BOSTON -- It has been 50 years since the Red Sox captivated their city with the "Impossible Dream" season. But the memories haven't faded away. In fact, they seem to get richer through time.Seventeen members of the 1967 Sox -- led by Triple Crown winner Carl Yastrzemski and American League
BOSTON -- It has been 50 years since the Red Sox captivated their city with the "Impossible Dream" season. But the memories haven't faded away. In fact, they seem to get richer through time.
Seventeen members of the 1967 Sox -- led by Triple Crown winner Carl Yastrzemski and American League Cy Young Award winner Jim Lonborg -- were celebrated in an on-field ceremony prior to Wednesday's game against the Cardinals. Reggie Smith, Rico Petrocelli, Ken "Hawk" Harrelson and Mike Andrews were among the other players who came back for a sweet stroll down memory lane.
"Old stories have come up and old memories have come up, and it's just great to be able to have a chance to see all of these guys," said Lonborg.
It was only fitting that the festivities took place with the Cardinals in town. Hall of Famer Bob Gibson was the man who stopped the 1967 Red Sox just one game from winning it all in Game 7 of the World Series.
Lonborg tried to match Gibson on just two days' rest, but it proved to be too tall an order.
But not even that ending seems to diminish the accomplishment of the team that came out of nowhere to win the pennant after many years of being out of contention. When you consider that Boston team was the ultimate underdog, perhaps it was more fitting that they came just short against a loaded St. Louis squad.
"I wouldn't change a thing," said Harrelson.
"I don't think the magic of this Impossible Dream team would have had this same feeling had we won everything," said Lonborg. "It was bittersweet, but if I was a writer, I probably would have written that into the script."
Nobody could have scripted what Yastrzemski would do in the season that defined his Hall of Fame career. Yaz went 7-for-8 in the final two games of the regular season, when the only thing that was on the line was everything.
"You know everything fell into place for me personally the last few weeks of the season," said Yastrzemski. "Because every time I came up, there were men on base. Pitchers couldn't pitch around me, so I had the chance to focus in and hit. If you didn't have men on base, then pitchers could pitch around me."
Five decades later, Yaz's teammates remain awed by his accomplishments. He hit .326 with 44 home runs and 121 RBIs.
"Ted Williams was a good friend of mine, a great hitter. He and [Stan] Musial were arguably the two best hitters that ever lived," said Harrelson. "Neither one of those ever had a year like Yastrzemski had in '67. Never had a year like that. Yaz had the most impactful year on a franchise in the history of the game."
But Yaz is the first to remind people that the role players also made that surreal season possible.

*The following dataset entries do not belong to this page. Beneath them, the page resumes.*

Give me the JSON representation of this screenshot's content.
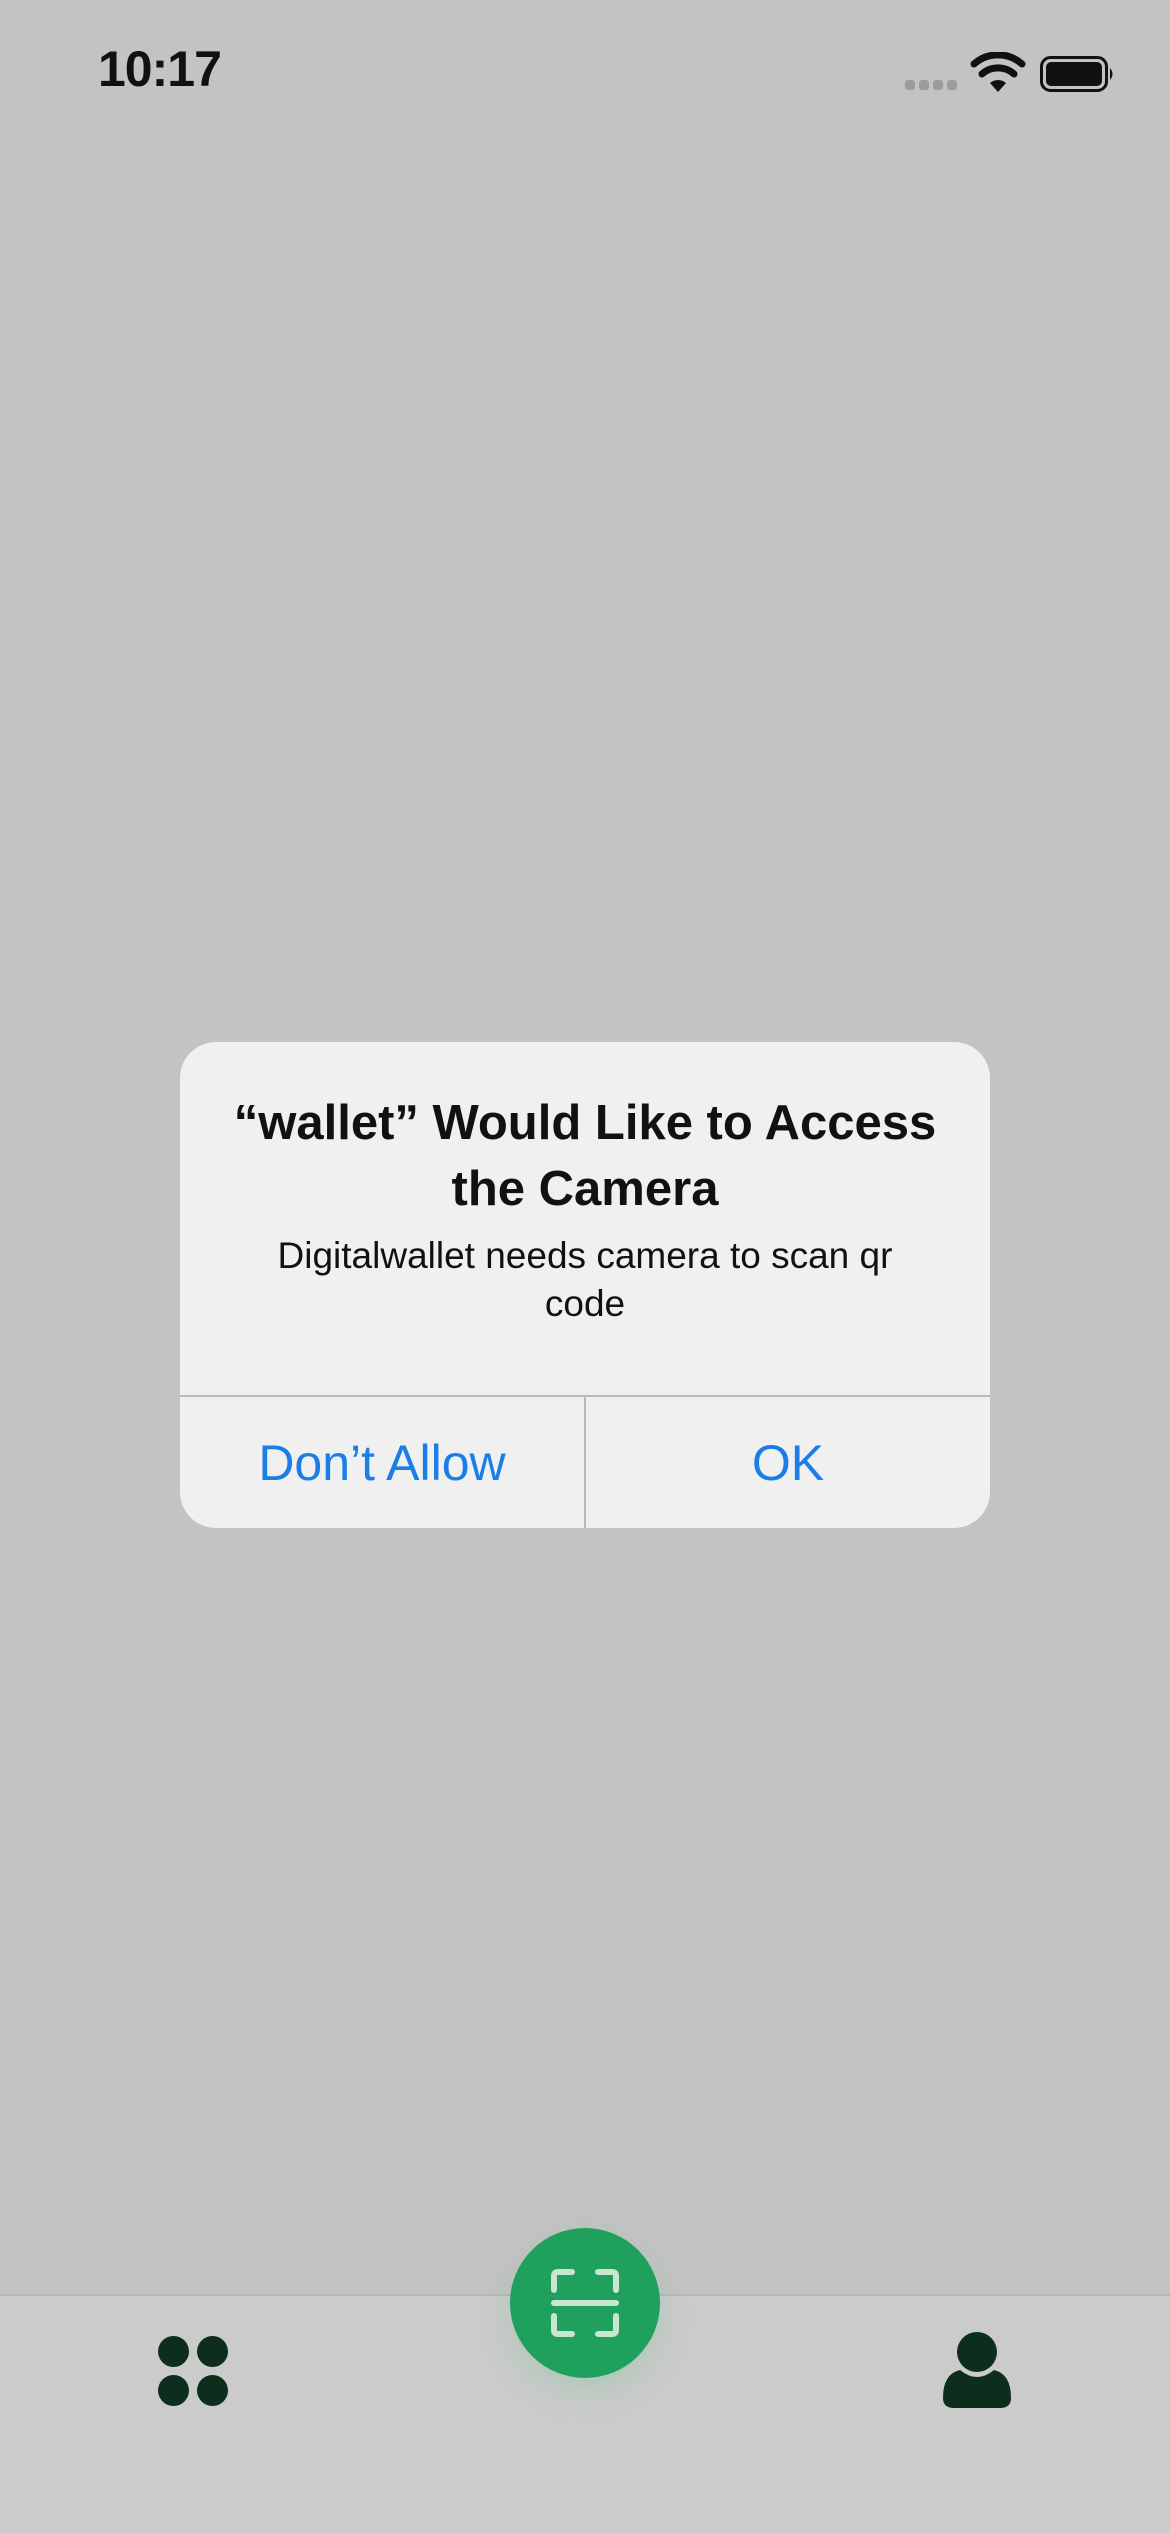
{
  "status_bar": {
    "time": "10:17",
    "icons": [
      "cellular-signal-icon",
      "wifi-icon",
      "battery-icon"
    ]
  },
  "alert": {
    "title": "“wallet” Would Like to Access the Camera",
    "message": "Digitalwallet needs camera to scan qr code",
    "deny_label": "Don’t Allow",
    "ok_label": "OK"
  },
  "tab_bar": {
    "items": [
      {
        "icon": "home-grid-icon"
      },
      {
        "icon": "scan-qr-icon"
      },
      {
        "icon": "profile-icon"
      }
    ]
  },
  "colors": {
    "background": "#c3c3c3",
    "alert_background": "#f0f0f0",
    "action_blue": "#1a7ee6",
    "scan_green": "#1fa05c",
    "icon_dark_green": "#0d2e1c"
  }
}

"Everyone down the stretch on that team contributed. It was like somebody different every day," Yastrzemski said. "And that's what it takes to win a pennant. And we were very fortunate that we had 25 guys and all of them contributed."
The enthusiasm of Red Sox fans also sprouted that season and there has been no turning back ever since.
"Definitely," said Lonborg. "We were the ones that sparked the fire, and the fire is now Red Sox Nation, so it's great to be part of all of that."
Ian Browne has covered the Red Sox for MLB.com since 2002. Follow him on Twitter @IanMBrowne and Facebook.